We don’t know when that statement will become accurate, but most of us know and fear that will happen to us one day. We’ll come to the end of the line. We expect that will be the result of aging gracefully, or disease, or accident – but not some purposeful act of a villain.
Seventy-five years ago today, people of all ages were going about their business of daily lives in their city.

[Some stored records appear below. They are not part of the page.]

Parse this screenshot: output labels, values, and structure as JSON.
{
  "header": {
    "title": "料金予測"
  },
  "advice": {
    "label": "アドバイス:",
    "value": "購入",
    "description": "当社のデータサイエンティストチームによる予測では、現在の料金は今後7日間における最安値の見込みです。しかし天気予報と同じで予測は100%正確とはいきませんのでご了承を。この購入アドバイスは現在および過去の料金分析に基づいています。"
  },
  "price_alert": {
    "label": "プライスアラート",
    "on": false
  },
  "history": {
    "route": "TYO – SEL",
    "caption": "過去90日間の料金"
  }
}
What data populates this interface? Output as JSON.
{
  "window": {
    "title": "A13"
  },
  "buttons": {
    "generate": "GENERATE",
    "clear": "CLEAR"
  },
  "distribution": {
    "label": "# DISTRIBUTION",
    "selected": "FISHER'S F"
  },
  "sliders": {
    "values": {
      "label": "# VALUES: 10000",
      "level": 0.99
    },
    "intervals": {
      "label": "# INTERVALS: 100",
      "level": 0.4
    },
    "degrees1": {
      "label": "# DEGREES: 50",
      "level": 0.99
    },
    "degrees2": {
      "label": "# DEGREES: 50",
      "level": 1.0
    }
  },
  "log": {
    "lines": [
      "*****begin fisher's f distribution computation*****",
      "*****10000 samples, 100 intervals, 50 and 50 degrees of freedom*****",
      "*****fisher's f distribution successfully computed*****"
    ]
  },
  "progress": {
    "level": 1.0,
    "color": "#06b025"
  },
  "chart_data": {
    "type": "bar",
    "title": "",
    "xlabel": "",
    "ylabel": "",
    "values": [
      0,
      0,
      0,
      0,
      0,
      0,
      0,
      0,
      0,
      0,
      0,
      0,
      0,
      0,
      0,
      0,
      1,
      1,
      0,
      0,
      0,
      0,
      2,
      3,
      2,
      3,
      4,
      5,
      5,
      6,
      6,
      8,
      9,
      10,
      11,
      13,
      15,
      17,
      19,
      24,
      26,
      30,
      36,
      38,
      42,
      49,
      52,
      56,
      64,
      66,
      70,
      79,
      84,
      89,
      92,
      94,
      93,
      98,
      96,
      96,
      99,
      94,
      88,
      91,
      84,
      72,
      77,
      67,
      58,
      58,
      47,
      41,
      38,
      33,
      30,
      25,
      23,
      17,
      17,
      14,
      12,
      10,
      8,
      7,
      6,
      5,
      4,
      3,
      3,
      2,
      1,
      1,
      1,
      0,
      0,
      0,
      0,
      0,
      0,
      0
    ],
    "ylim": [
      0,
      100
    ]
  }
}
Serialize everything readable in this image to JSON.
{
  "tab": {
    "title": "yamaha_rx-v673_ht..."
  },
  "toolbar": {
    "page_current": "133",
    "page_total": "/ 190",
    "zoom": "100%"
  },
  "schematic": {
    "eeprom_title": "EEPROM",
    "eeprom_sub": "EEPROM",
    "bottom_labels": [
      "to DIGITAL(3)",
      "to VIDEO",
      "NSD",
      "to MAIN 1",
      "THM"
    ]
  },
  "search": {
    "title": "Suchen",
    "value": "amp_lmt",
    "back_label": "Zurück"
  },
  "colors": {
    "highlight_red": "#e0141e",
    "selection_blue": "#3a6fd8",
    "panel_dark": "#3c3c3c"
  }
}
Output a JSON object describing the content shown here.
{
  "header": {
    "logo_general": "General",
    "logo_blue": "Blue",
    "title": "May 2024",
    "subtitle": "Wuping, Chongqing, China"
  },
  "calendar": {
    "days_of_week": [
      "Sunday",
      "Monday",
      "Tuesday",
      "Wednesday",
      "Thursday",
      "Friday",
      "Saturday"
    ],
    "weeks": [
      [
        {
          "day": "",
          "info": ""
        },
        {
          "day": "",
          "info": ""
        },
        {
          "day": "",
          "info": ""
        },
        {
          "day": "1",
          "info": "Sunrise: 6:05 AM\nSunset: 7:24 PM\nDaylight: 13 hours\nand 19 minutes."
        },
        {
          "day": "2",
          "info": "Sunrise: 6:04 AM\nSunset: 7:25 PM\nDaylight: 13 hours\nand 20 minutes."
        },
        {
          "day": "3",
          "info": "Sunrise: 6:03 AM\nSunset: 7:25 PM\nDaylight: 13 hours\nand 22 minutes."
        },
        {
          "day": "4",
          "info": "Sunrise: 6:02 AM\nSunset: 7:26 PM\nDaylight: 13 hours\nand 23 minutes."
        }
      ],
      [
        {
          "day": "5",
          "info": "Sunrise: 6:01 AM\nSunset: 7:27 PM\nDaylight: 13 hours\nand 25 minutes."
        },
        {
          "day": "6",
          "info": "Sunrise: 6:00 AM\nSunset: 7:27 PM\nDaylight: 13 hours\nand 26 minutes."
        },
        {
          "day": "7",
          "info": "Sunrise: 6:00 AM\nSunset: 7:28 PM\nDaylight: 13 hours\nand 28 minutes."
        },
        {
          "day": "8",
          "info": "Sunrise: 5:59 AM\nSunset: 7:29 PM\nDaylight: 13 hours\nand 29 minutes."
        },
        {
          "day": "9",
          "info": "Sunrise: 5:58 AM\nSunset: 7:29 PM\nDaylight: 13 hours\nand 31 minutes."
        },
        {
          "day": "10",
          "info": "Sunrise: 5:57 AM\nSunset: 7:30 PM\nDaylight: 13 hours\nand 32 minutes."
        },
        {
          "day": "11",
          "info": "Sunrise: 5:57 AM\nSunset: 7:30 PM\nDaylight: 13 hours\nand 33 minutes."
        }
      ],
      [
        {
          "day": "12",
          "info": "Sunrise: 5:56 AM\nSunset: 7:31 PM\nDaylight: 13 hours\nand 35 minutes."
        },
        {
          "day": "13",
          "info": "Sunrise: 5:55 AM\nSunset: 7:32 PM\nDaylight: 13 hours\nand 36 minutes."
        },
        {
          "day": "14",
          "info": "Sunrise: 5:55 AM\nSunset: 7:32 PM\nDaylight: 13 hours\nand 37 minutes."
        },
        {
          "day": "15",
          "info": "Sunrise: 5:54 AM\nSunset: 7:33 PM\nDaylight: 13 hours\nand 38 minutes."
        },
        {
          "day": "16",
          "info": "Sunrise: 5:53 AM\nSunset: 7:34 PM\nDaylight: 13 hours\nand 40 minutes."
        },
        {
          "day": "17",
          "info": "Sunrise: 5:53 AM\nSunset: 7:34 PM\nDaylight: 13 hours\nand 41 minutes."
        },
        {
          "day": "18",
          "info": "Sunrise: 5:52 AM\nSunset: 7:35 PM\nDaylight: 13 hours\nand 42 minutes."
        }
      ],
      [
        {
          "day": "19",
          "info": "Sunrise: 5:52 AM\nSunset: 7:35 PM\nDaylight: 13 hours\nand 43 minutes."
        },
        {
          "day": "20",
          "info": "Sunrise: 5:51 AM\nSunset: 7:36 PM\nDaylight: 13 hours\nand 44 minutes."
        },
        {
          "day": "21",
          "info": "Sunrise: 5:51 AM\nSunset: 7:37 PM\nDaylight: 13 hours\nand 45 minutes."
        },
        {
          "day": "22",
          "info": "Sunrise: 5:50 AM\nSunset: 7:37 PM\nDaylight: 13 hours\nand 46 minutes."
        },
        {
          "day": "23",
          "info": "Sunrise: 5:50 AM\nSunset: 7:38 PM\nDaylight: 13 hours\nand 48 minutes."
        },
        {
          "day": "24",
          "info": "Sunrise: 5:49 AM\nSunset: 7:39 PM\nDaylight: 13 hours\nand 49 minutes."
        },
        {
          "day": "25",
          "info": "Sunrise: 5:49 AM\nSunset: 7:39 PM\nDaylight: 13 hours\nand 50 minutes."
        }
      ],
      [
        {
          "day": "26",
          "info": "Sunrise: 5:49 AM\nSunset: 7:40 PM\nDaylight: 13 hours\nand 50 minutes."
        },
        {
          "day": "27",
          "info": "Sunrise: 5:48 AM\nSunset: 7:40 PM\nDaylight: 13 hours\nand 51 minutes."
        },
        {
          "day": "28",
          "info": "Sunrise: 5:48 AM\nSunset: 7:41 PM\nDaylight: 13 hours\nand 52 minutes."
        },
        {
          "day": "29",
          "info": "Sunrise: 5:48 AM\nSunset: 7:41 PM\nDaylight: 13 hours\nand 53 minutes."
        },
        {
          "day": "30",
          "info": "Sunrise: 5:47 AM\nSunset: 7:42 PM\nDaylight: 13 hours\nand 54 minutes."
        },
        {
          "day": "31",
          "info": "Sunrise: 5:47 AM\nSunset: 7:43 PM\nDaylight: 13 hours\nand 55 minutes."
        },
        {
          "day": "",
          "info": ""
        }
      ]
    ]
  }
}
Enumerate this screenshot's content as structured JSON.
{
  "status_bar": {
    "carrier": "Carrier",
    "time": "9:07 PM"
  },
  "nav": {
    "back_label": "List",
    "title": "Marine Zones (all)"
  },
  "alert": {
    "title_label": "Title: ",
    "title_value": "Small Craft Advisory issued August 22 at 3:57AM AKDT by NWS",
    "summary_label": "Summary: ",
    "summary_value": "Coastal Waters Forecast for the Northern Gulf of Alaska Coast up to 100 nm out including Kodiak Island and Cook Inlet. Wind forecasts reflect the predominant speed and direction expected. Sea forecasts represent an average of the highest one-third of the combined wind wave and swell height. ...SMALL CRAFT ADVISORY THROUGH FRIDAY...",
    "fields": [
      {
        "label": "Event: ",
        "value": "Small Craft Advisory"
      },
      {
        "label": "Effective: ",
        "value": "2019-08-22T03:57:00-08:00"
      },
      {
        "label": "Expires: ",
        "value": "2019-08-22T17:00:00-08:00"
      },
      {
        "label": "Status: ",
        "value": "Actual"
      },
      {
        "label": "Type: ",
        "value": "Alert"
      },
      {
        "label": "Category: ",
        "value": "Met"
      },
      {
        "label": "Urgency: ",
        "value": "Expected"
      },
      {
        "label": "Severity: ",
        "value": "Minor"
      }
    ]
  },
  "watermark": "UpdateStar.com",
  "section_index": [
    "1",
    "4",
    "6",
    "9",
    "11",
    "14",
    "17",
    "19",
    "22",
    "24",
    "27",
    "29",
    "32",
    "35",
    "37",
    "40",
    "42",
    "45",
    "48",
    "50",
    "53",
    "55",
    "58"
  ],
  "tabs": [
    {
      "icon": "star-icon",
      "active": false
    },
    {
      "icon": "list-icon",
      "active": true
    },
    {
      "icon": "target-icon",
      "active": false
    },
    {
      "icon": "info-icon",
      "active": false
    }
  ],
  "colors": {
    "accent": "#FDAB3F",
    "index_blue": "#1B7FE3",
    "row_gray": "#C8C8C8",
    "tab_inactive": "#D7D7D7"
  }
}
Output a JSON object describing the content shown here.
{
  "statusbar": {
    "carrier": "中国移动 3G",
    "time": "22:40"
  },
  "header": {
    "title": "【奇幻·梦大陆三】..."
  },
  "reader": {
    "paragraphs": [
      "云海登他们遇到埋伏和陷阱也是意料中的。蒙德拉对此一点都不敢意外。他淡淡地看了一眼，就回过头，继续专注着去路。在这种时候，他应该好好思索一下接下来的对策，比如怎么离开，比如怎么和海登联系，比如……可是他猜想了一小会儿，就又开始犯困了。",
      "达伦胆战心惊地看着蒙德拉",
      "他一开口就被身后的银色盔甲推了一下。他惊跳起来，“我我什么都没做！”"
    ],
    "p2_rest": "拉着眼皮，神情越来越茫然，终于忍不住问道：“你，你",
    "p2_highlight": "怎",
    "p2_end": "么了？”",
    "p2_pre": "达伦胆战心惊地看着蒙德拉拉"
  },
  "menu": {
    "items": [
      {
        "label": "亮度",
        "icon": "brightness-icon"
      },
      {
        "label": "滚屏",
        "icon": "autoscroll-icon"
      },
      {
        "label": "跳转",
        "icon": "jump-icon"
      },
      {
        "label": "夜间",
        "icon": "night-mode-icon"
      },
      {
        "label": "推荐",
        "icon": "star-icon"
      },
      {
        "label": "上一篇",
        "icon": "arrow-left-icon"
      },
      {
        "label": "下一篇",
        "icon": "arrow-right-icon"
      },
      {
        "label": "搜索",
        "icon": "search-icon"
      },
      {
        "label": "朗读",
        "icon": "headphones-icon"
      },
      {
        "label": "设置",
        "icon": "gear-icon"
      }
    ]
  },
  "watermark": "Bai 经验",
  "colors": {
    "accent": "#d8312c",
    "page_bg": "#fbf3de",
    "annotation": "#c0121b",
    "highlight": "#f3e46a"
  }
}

The bomb, code-named Little Boy, aboard the Enola Gay was dropped on their city, Hiroshima, Japan. Lives were incinerated or forever altered that day, and the world was altered. Canadians, Brits, and Americans had a hand in the technology and materials in that first atomic bomb. Today the few survivors and their descendants continue to wage their war, to have nuclear weapons banned from the earth. Still, leaders of the countries holding power and arms are unwilling to destroy their weapons that could destroy us all. One might think, as we’ve been brought to our knees as a civilization by a virus we can’t yet eradicate, the eradicating weapons of mass destruction ought to be a no-brainer decision.
I am but a citizen.
As I look skyward today, expecting sunshine and the sight of birds in flight and planes going about their passenger and freight hauling business – my time is not up, my time has not run out.
Our time, perhaps like no other time – is to remember the horror of seventy-five years ago, and put a stop to it.
Good job, Mark!😊💜👌Truer words were never written! Sad though, as once ‘locked in’ emotional distancing prevails, goodwill takes a hit! Not a state of being to be proud of, no matter how one justifies it in their own mind. I did this recently, fortunately one of the three of us brought forward a discussion with me, about it, that reduced my ill will and took away my reluctance to hang out again, SF, Lethbridge, AB